UK Shows Interest in Promoting Masala Bond Plans


With the London Stock Exchange (LSE) being chosen by an increasing number of masala bond issuers, the UK government has shown interest in promoting the plans of both domestic and international institutions.

The LSE currently has 14 masala bonds listed on it, and their overall outstanding value is Rs.12,976 crore. In 2016, the LSE saw the listing of six such rupee-denominated bonds traded abroad issued by IFC, NTPC, HDFC, the European Bank of Reconstruction and Development, etc. Furthermore, the UK has offered to help in internationalising the Indian rupee.

Speaking on the matter to the PTI was Kumar Iyer, the British deputy high commissioner. “We are keen to promote further issuance of masala bonds. Britain is ready to help India internationalise the rupee and mobilise the rupee funds from foreign markets,” he said.

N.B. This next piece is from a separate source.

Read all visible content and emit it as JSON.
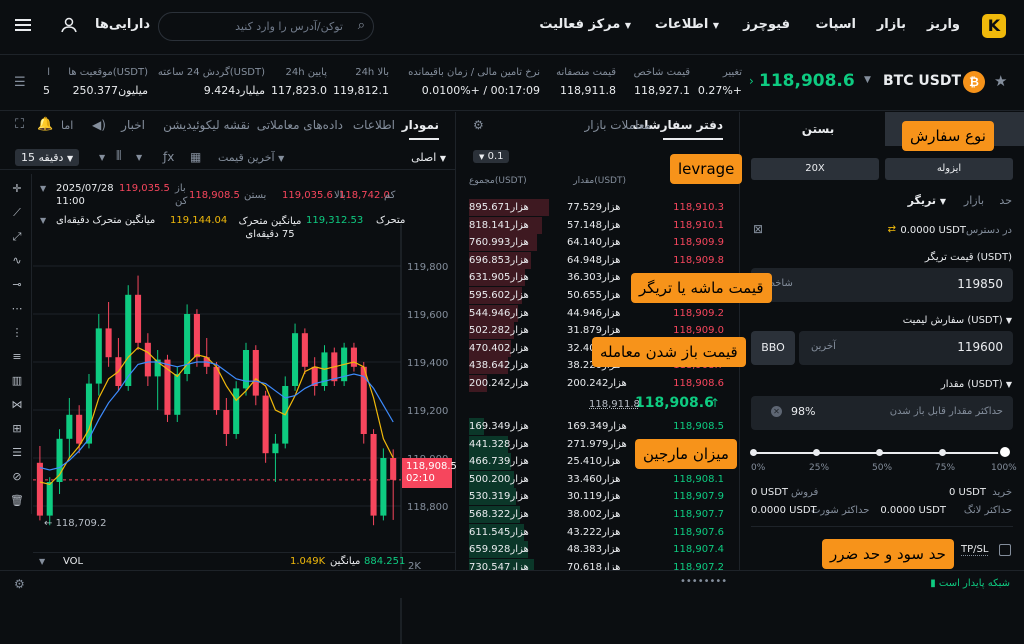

The London Stock Exchange (LSE) is being chosen by an increasing number of masala bond issuers

“We are ready to restructure our policies and regulations to achieve this objective,” he added before revealing that NTPC and HDFC, among others, were helped in lining up rupee bonds that have since completed during Prime Minister Narendra Modi’s visit to England in November last year.

“Anything that helps broader the objective of bringing capital to India, invest in India and create jobs is important to us,” added Iyer, stating that “this is needed as no single country or market can meet the growing capital requirement of a fast growing economy like India.”

The British government’s aim does not only revolve around bringing British capital to India, but to also import global capital for growth. Iyer also went on to quote a British minister who once stated that ‘Make in India, finance in the UK.’

Iyer added that an increasing number of investors are seeking access to rupee-denominated assets as much as they seek their dollar or pound-denominated counterparts, and as a result, the UK is working in tandem with commerce and finance ministries in New Delhi to promote masala bonds.

Iyer closed the interaction by revealing that “Britain’s exit from the EU gives us scope to build closer ties, to have bilateral trade agreements, and we hope to take advantage of it.”    


Please enter your comment!
Please enter your name here